Central Guinea is a long way from my home in miles, and centuries away in living conditions. I am here to work with a large farm union to help them in organizational development. They know they should be doing more than they are for their farm association members, but don’t know where to begin.
The training has gone very well, despite the fact that we are in Ramadan, and my people, all Muslim, cannot eat or drink between sunrise and sunset. Bright, willing, hot, tired and hungry, they struggle with concepts that are so new to them; management, marketing, strategic planning.
One particular day, I am informed that the next day I would be visiting a potato field. And, as the field belongs to the president of the union, and despite the fact that the visit would in no way forward the training, I agreed.
It led to one of the most wonderful experiences in my life.
I thought the road to my village was bad, until we left that road to go to the potato fields.
We drove through rocky fields, down steep hills to cross rivers and up again. We arrived at a beautiful stand of corn, adjacent to the potato field. At the other end of the field, a group of stoop laborers, all women, worked in the potatoes. I was chatting with the President, who was showing me the fields, when I heard singing. And, in a group the women were walking down the edge of the field toward us, and singing.
“What are they singing?” I asked. “Welcome to the stranger”. The president replied.
Over, and over, and in beautiful voices, they sang, moving toward us. I turned and walked toward them, my arms open. They walked faster, singing.
When they got near, they surrounded me, I extended my hand, and said “Mink Oh Edie”.
My name is Edie.
Filthy callused hands grasped mine, I was shaking hands with both hands, their hands reaching over each other to greet me. Babies on the back. Dirt up to their elbows. Children as young as four working side by side with the women.
I told them I had done that kind of work. Because I have. I told them I remembered how it made my back hurt. They all nodded in agreement. We smiled as we exchanged names.
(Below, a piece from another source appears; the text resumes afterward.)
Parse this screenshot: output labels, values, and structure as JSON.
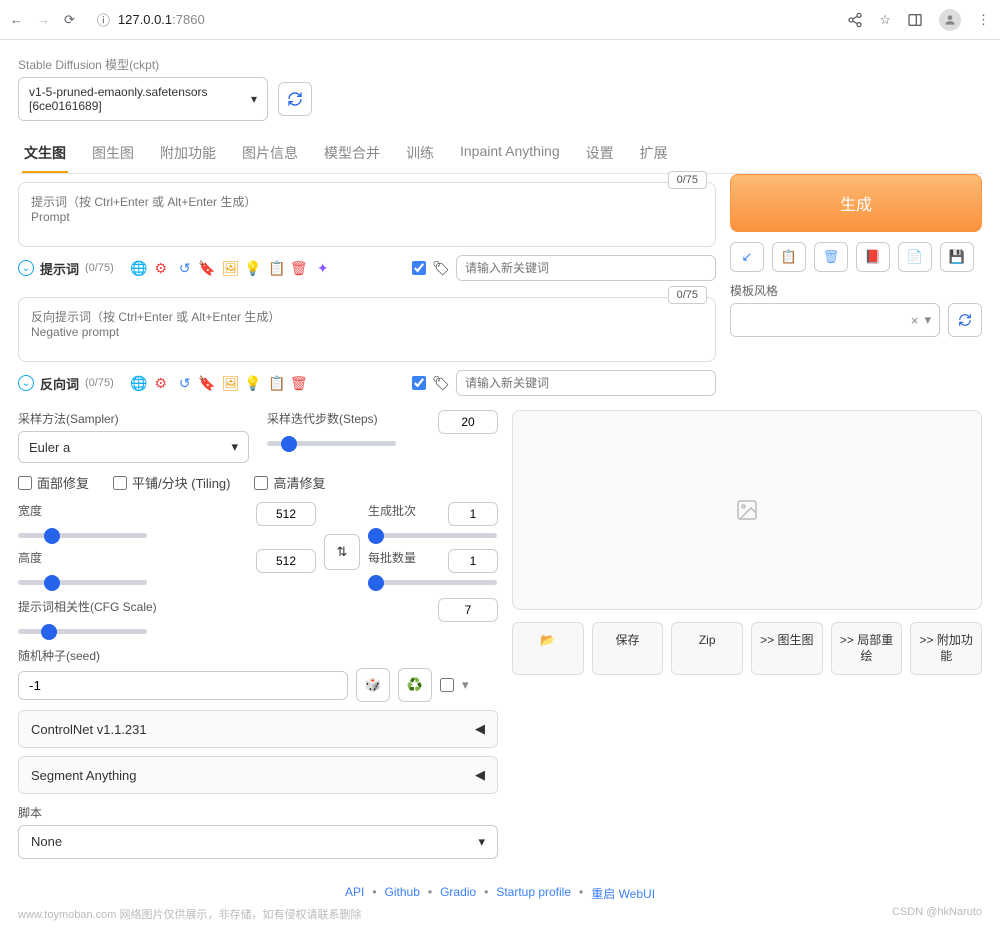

A look from the president sent them back to work, smiling back at me as they walked.
Maybe not so far from home, as I thought!